Exercise description:
In your copy, include every record exactly and no pictures.

== Supplied records

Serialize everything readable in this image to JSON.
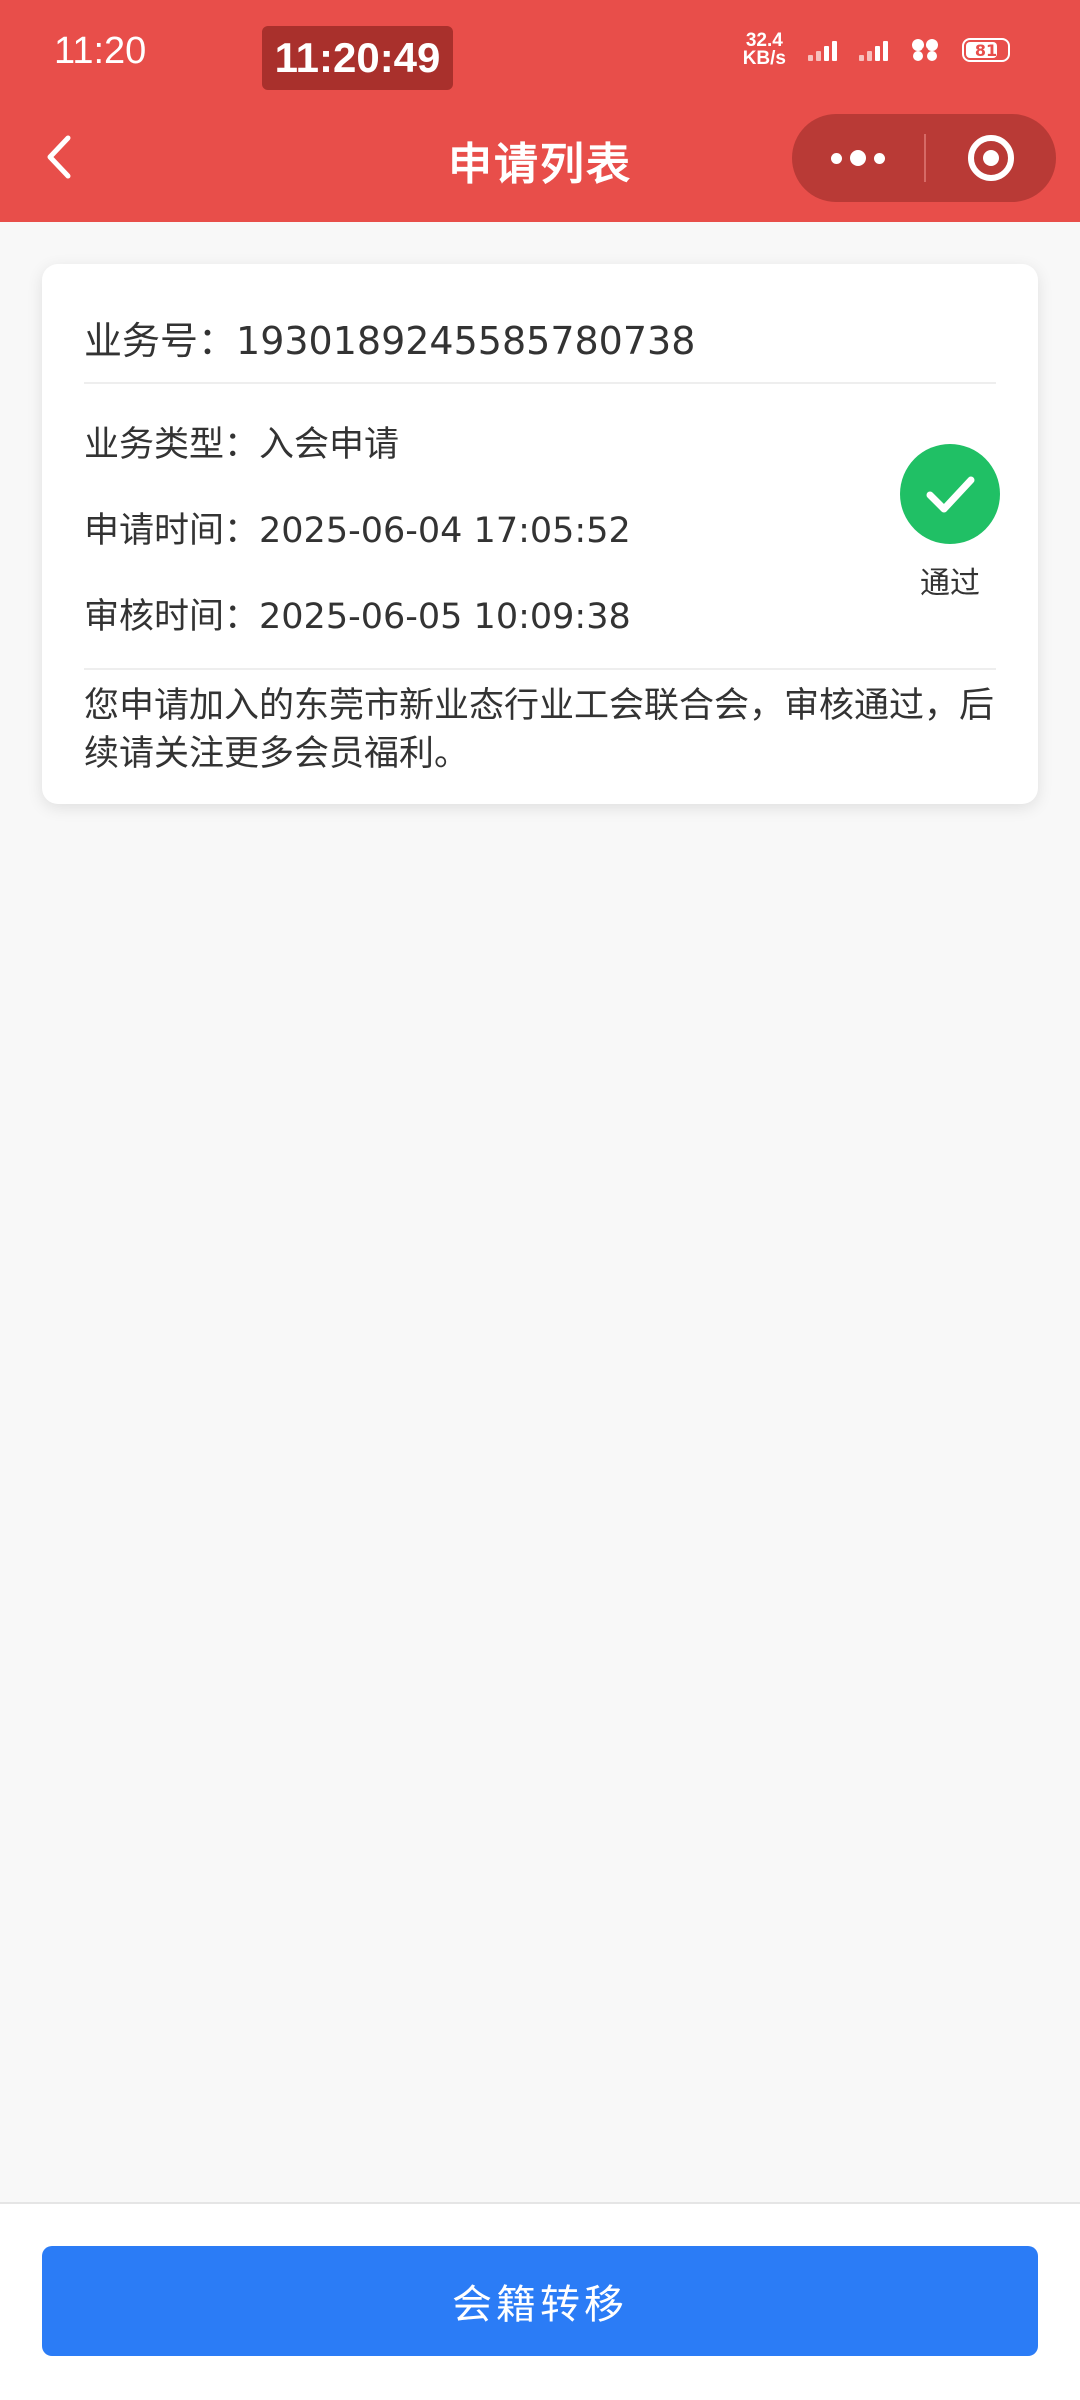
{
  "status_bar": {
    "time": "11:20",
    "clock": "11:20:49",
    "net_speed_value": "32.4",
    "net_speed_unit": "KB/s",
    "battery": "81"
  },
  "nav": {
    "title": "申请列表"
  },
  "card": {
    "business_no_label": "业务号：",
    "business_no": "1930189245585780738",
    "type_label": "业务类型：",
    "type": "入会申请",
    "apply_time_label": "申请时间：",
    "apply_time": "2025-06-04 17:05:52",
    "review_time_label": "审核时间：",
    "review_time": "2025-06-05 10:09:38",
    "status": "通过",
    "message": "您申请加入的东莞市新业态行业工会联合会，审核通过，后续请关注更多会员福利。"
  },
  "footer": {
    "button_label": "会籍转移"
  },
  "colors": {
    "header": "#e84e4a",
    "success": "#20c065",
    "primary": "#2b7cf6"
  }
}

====

Task answer:
Serialize everything readable in this image to JSON.
{
  "status_bar": {
    "time": "11:20",
    "clock": "11:20:49",
    "net_speed_value": "32.4",
    "net_speed_unit": "KB/s",
    "battery": "81"
  },
  "nav": {
    "title": "申请列表"
  },
  "card": {
    "business_no_label": "业务号：",
    "business_no": "1930189245585780738",
    "type_label": "业务类型：",
    "type": "入会申请",
    "apply_time_label": "申请时间：",
    "apply_time": "2025-06-04 17:05:52",
    "review_time_label": "审核时间：",
    "review_time": "2025-06-05 10:09:38",
    "status": "通过",
    "message": "您申请加入的东莞市新业态行业工会联合会，审核通过，后续请关注更多会员福利。"
  },
  "footer": {
    "button_label": "会籍转移"
  },
  "colors": {
    "header": "#e84e4a",
    "success": "#20c065",
    "primary": "#2b7cf6"
  }
}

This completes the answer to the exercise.